Besides marketing and entertainment, AR is rapidly integrating into many aspects of modern life, overlaying our perception of the real world in education, culture, science, medicine, and the military. The development of AR apps is taking two paths: general usage for all users, or specific usage created by certain brands. Some notable examples include:

Coca-Cola Germany implementing AR effect in their sales process last year.

Lexus using AR apps to allow customers to browse for car models that are currently not located in store.

AZEK, maker of exterior buildings products, launches an AR app that helps contractors’ choices match with client preferences.

The residents of Netherlands get one of the first augmented reality apps called Layar, which provides various information about scanned area.

What Does The Future Hold?

A huge step into the future was already taken by Microsoft with its massive project called HoloLens. This AR headset will make an impact on every part of our everyday life, during work or in our spare time.

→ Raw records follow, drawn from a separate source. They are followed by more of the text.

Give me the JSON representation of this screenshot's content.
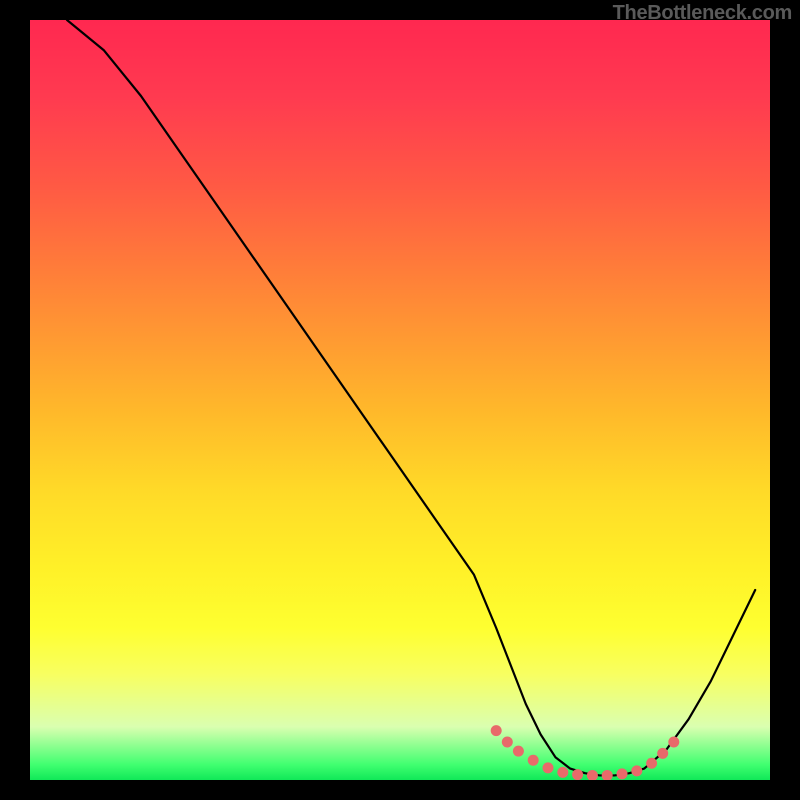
{
  "attribution": "TheBottleneck.com",
  "chart_data": {
    "type": "line",
    "title": "",
    "xlabel": "",
    "ylabel": "",
    "xlim": [
      0,
      100
    ],
    "ylim": [
      0,
      100
    ],
    "series": [
      {
        "name": "bottleneck-curve",
        "x": [
          5,
          10,
          15,
          20,
          25,
          30,
          35,
          40,
          45,
          50,
          55,
          60,
          63,
          65,
          67,
          69,
          71,
          73,
          75,
          77,
          79,
          81,
          83,
          86,
          89,
          92,
          95,
          98
        ],
        "values": [
          100,
          96,
          90,
          83,
          76,
          69,
          62,
          55,
          48,
          41,
          34,
          27,
          20,
          15,
          10,
          6,
          3,
          1.5,
          0.9,
          0.6,
          0.6,
          0.9,
          1.5,
          4,
          8,
          13,
          19,
          25
        ]
      }
    ],
    "markers": {
      "name": "highlight-dots",
      "color": "#e86a6a",
      "x": [
        63,
        64.5,
        66,
        68,
        70,
        72,
        74,
        76,
        78,
        80,
        82,
        84,
        85.5,
        87
      ],
      "values": [
        6.5,
        5,
        3.8,
        2.6,
        1.6,
        1.0,
        0.7,
        0.6,
        0.6,
        0.8,
        1.2,
        2.2,
        3.5,
        5.0
      ]
    },
    "gradient_colors": {
      "top": "#ff2850",
      "bottom": "#10e858"
    }
  }
}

The use of augmented reality holds a very prospective future. Every day a new idea rises with a solution that will upgrade modern life. The automobile industry already began supporting AR effects., such as Jaguar who introduced the 360 Virtual Urban Windscreen concept back in 2014 that projected a “ghost car” on your windshield glass, thus replacing GPS audio instructions.

Considering the inevitable progress that technological revolutions are carrying, we could expect drastic changes in medicine where using AR would decrease the chance of human mistakes, educate patients and doctors about certain conditions, and even minimize invasive surgery.

In the end, AR is possible to integrate into any sphere of life, but examples such as the Google Glass and the burden of living up to its promises should ease our thrill and suggest that progress doesn’t just come overnight.